TASK DESCRIPTION —
Please give the number of lines in the material below that contain "name", without further comment.

Top of SUPPLIED DATA

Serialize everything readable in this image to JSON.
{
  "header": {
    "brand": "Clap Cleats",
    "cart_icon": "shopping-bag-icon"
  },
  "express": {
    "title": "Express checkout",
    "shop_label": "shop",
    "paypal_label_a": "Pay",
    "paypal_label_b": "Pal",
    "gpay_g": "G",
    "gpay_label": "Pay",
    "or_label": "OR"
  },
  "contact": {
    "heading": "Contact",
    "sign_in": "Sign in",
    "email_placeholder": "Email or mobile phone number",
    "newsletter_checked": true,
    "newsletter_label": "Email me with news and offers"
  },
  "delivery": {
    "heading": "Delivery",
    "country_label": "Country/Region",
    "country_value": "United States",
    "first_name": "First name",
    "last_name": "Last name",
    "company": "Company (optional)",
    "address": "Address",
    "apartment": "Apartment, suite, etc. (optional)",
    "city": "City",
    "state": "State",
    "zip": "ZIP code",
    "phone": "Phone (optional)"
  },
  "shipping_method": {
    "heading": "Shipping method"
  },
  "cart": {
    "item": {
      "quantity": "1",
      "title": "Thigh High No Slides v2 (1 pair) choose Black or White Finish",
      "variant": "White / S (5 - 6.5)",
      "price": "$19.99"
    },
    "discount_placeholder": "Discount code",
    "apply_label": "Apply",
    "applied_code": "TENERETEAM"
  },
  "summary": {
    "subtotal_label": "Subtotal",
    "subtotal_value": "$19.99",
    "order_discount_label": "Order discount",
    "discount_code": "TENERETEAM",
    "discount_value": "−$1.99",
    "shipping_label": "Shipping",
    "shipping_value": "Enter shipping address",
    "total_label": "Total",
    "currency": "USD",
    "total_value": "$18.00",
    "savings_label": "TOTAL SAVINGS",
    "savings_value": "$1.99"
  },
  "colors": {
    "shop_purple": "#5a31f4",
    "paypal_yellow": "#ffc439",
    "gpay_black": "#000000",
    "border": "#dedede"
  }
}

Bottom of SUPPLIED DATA
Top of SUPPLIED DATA

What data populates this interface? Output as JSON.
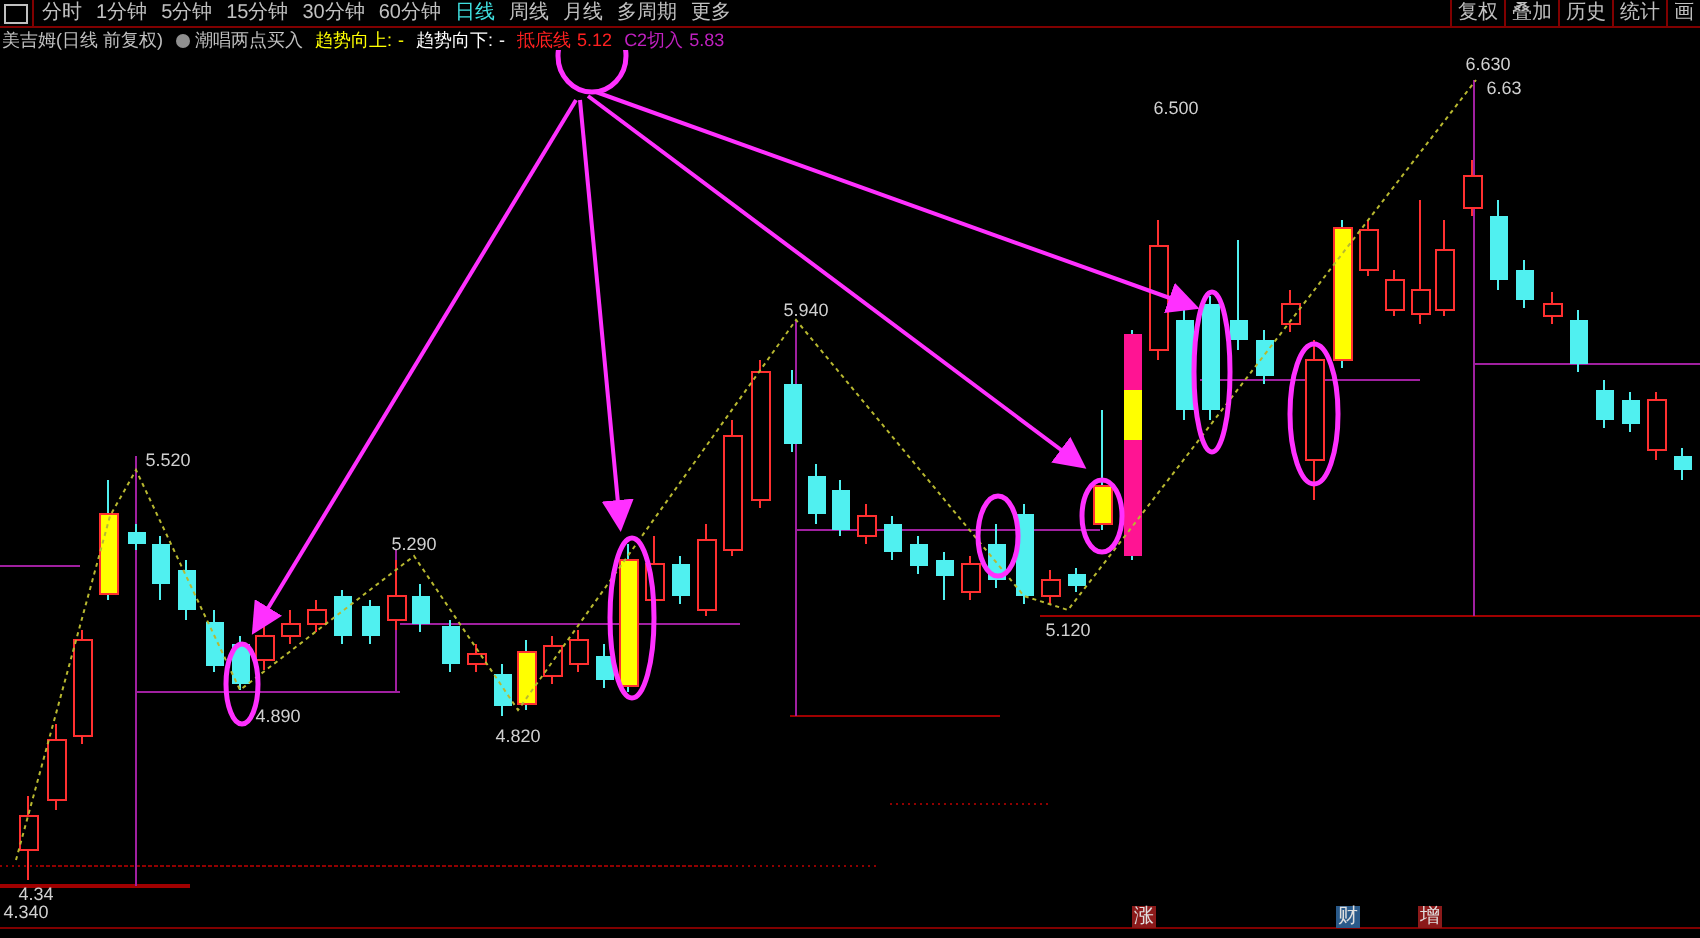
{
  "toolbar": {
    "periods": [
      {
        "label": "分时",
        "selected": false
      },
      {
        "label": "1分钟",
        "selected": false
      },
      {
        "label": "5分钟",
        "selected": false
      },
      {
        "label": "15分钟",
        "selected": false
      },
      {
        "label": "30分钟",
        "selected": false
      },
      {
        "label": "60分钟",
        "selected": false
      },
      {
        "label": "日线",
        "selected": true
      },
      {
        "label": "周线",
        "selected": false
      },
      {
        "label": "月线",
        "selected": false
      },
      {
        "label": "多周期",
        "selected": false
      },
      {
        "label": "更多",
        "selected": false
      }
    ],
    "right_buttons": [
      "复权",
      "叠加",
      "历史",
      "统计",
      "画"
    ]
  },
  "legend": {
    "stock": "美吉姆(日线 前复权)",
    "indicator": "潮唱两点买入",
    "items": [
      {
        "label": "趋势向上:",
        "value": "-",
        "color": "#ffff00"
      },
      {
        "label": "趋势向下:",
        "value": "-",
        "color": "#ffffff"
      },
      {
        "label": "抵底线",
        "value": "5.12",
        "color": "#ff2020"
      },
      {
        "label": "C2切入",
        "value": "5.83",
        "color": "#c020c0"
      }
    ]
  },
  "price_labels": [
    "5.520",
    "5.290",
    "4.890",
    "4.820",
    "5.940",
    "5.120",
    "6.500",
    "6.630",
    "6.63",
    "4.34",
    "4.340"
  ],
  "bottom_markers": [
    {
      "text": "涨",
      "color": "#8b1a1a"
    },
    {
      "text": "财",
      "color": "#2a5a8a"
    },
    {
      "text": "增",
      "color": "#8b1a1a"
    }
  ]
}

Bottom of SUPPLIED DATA
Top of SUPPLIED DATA

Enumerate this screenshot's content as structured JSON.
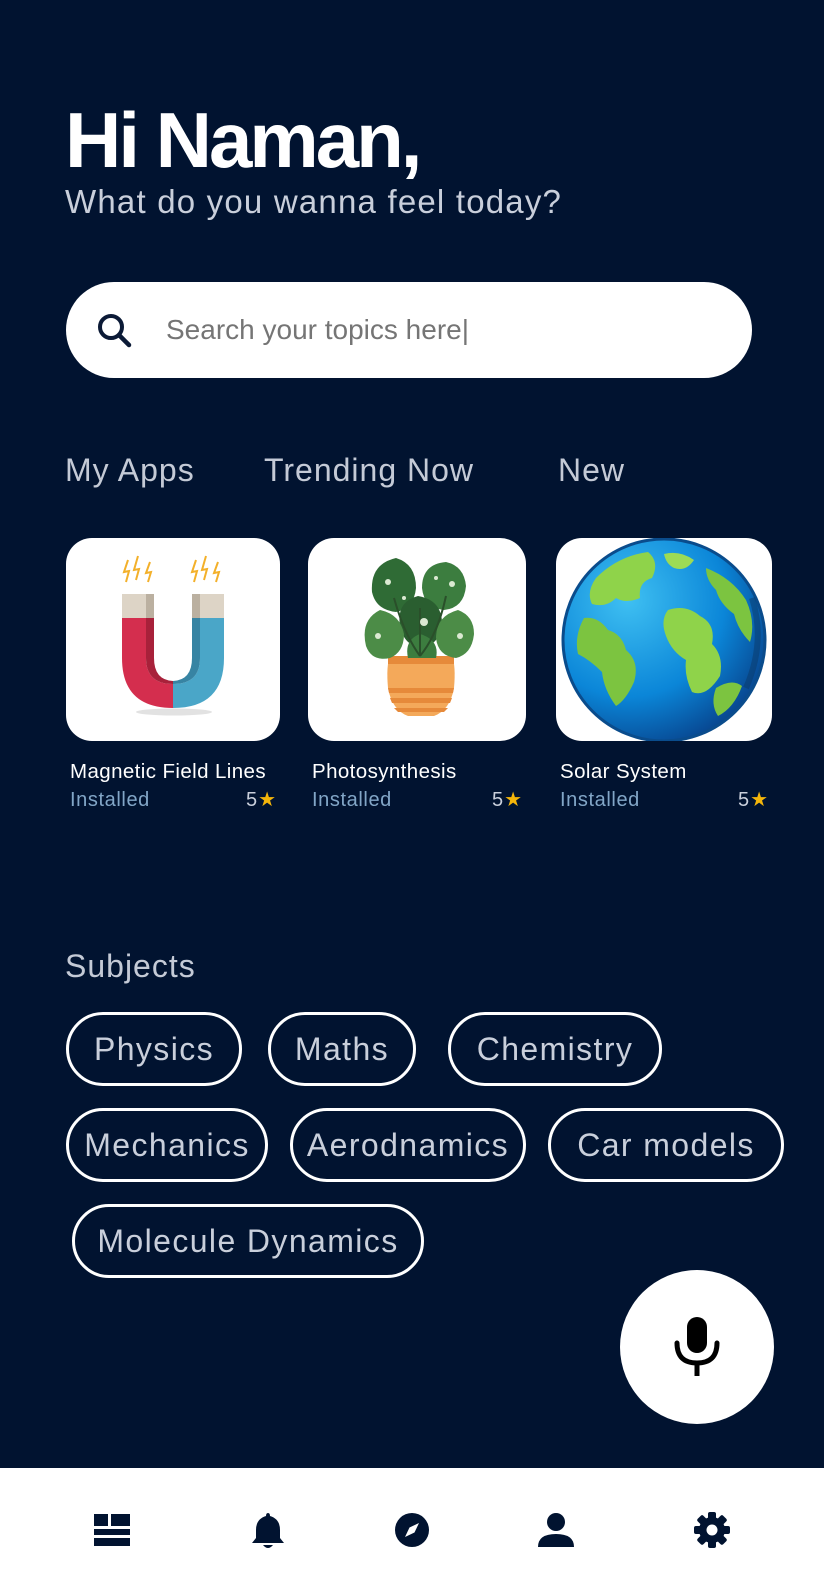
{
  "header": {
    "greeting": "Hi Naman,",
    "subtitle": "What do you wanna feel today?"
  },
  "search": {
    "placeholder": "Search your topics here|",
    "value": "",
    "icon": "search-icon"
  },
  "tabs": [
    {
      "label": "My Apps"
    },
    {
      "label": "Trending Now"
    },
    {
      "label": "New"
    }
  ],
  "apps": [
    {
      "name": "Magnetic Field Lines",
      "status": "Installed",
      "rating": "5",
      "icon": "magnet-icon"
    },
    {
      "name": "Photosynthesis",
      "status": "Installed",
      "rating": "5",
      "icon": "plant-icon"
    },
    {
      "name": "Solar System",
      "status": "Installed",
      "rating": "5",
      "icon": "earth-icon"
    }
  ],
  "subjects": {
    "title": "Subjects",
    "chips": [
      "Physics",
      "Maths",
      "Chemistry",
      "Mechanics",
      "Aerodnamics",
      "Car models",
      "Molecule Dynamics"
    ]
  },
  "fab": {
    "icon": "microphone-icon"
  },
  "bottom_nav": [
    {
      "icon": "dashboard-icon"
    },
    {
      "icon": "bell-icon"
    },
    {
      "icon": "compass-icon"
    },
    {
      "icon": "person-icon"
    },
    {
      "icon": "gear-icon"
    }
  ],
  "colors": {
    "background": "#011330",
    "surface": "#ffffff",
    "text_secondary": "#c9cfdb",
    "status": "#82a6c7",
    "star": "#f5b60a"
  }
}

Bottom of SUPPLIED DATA

RESPONSE TO THE EXERCISE —
5